| Task description |
In the records below, find the lines that include "time" and copy each.

| Exercise material |

-=-=-=-=-

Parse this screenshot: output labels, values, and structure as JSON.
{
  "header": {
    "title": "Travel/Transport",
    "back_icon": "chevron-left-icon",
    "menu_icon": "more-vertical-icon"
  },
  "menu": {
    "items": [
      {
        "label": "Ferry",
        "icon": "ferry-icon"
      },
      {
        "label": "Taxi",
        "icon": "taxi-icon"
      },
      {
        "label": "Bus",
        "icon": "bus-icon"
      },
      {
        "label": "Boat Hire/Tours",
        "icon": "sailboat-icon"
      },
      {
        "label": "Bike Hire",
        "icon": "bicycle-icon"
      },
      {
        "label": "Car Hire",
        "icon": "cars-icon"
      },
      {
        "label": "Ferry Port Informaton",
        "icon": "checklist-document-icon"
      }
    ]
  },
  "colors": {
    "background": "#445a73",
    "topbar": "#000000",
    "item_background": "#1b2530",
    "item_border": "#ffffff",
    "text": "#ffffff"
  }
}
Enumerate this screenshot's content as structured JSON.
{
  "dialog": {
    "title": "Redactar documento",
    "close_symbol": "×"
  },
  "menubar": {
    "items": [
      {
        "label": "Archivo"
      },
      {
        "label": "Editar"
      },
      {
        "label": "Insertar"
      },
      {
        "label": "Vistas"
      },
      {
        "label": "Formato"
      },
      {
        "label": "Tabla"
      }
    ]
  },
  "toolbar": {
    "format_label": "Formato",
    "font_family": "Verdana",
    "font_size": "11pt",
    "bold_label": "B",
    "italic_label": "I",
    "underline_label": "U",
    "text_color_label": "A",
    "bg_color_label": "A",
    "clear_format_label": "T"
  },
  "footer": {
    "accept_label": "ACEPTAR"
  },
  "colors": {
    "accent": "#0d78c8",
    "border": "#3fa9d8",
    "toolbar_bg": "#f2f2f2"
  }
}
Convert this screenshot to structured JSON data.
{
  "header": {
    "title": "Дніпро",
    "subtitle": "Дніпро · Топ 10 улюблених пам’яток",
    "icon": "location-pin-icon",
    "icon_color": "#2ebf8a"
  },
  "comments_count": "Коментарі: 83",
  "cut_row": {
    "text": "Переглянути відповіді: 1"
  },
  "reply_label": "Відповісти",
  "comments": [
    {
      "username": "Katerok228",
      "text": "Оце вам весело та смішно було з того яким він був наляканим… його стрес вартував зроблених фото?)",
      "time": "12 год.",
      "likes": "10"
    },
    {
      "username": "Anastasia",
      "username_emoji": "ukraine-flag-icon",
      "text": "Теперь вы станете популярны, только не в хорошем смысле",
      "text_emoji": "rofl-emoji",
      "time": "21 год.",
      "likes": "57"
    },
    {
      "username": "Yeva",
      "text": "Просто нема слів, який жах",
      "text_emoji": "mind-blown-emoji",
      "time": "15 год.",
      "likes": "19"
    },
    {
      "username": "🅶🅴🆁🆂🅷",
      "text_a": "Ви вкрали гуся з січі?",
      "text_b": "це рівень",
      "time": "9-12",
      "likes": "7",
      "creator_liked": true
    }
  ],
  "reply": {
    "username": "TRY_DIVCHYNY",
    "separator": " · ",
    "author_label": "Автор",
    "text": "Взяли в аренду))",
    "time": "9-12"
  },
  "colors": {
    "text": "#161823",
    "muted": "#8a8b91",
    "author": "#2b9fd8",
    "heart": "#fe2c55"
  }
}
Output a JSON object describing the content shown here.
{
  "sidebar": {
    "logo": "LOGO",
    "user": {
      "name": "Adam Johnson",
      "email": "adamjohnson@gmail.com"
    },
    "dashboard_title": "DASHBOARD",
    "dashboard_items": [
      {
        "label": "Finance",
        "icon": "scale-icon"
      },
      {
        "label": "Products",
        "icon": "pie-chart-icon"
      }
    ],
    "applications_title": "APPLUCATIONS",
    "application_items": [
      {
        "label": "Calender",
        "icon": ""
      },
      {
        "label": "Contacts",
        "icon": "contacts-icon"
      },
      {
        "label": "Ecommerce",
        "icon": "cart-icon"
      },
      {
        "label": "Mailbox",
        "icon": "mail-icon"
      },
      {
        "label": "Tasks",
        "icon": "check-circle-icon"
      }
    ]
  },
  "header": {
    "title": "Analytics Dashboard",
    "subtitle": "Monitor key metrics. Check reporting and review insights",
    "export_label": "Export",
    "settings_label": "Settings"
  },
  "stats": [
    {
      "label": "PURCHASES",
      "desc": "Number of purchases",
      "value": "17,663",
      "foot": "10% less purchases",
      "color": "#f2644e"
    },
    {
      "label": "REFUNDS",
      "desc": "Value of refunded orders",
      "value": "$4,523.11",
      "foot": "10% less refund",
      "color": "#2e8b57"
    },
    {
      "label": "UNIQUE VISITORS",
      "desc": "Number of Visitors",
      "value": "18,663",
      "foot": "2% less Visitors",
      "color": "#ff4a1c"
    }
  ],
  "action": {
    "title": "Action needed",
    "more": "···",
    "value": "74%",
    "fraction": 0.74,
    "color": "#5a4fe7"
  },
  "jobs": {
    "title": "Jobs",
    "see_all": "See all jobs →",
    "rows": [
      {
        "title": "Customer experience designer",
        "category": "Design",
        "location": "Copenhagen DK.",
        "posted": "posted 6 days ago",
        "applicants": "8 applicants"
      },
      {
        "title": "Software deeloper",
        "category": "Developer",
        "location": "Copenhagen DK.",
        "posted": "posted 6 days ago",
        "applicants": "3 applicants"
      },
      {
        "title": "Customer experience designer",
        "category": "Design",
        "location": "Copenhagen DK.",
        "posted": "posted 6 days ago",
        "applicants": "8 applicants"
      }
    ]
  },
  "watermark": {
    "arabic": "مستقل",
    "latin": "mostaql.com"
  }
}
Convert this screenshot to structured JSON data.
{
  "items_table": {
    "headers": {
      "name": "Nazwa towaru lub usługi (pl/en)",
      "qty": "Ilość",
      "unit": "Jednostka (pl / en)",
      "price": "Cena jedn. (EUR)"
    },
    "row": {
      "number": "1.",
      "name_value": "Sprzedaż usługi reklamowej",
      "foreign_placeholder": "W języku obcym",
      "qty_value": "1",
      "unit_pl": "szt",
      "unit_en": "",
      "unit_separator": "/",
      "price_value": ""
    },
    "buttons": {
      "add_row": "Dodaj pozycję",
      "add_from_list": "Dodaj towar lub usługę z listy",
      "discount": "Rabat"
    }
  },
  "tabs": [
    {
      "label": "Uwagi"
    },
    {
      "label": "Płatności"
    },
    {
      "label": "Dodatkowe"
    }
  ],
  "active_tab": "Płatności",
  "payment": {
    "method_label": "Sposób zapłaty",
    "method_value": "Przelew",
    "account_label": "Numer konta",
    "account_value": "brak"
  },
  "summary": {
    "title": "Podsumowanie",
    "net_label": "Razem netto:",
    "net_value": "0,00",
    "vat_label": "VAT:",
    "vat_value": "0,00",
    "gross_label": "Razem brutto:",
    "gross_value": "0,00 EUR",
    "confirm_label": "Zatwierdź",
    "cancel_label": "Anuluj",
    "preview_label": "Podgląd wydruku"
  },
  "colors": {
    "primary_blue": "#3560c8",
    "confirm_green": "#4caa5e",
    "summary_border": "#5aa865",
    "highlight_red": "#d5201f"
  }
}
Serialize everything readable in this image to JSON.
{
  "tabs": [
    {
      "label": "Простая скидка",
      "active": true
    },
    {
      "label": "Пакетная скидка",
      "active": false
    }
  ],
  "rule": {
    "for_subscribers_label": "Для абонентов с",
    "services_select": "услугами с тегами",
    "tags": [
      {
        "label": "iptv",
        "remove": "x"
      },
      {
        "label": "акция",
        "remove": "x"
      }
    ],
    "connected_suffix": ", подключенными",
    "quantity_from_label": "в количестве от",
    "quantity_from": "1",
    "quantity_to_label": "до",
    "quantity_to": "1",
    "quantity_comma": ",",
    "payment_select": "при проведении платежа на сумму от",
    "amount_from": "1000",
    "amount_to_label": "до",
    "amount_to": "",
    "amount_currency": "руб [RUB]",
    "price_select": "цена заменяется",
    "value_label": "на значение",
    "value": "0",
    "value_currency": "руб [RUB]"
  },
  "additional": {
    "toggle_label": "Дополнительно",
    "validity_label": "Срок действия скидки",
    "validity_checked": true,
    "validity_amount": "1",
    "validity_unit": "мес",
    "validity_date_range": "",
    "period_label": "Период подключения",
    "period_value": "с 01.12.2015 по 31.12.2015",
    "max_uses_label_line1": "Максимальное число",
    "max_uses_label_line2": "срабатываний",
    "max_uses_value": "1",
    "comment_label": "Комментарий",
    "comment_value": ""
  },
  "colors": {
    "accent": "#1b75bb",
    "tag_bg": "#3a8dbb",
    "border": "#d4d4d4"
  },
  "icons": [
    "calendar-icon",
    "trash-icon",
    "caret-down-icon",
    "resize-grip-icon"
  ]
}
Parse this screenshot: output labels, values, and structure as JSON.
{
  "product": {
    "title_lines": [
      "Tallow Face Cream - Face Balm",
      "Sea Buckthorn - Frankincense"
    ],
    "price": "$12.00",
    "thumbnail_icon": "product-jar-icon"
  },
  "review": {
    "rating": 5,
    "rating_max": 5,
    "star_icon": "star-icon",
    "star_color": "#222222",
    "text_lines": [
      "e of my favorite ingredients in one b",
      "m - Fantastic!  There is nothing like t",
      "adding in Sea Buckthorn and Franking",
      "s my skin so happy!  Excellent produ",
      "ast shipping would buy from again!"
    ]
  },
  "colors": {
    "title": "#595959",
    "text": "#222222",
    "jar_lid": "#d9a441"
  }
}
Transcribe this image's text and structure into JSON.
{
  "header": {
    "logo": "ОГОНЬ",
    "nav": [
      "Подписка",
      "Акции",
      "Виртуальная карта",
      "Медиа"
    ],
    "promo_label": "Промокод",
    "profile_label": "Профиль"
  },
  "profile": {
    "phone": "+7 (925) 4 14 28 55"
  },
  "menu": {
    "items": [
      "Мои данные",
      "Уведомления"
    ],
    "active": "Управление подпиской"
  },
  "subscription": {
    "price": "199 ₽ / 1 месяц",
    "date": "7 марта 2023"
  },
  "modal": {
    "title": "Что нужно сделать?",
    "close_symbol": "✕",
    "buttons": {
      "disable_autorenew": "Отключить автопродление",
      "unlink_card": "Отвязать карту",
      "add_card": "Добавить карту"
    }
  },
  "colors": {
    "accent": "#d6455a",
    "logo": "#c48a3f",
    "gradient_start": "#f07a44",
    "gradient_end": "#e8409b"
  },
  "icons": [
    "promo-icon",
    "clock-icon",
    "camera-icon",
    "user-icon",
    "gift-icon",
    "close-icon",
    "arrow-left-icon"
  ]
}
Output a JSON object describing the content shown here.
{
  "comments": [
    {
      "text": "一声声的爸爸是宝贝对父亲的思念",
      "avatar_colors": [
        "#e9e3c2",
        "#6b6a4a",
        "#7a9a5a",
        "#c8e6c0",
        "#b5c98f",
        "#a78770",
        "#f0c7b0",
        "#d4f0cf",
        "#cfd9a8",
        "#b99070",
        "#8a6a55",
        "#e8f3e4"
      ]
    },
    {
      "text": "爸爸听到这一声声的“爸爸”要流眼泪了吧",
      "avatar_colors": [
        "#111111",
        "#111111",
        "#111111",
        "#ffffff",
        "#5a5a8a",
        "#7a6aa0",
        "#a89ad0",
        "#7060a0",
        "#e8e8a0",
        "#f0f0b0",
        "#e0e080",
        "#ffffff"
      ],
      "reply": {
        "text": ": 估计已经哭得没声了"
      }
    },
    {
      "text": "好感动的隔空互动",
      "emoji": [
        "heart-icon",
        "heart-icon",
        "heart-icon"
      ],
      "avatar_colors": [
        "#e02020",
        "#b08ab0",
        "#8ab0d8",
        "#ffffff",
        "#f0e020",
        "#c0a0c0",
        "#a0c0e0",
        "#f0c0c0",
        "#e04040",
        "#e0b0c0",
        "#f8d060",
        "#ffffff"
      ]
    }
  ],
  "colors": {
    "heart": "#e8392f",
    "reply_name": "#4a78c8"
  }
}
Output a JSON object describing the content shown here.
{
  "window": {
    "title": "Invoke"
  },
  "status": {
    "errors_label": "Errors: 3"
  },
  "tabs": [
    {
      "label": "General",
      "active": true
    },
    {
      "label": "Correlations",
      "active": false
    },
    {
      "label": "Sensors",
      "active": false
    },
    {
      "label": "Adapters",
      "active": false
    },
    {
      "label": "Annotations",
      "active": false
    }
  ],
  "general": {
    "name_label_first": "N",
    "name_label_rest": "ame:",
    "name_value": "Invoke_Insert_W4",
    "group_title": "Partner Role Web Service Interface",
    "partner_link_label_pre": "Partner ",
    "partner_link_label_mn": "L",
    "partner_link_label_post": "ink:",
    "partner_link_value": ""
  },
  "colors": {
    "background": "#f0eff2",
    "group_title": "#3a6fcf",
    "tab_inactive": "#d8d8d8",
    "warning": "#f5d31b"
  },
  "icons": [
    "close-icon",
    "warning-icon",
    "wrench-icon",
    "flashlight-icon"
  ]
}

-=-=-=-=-

| Result of this task |
      "time": "12 год.",
      "time": "21 год.",
      "time": "15 год.",
      "time": "9-12",
    "time": "9-12"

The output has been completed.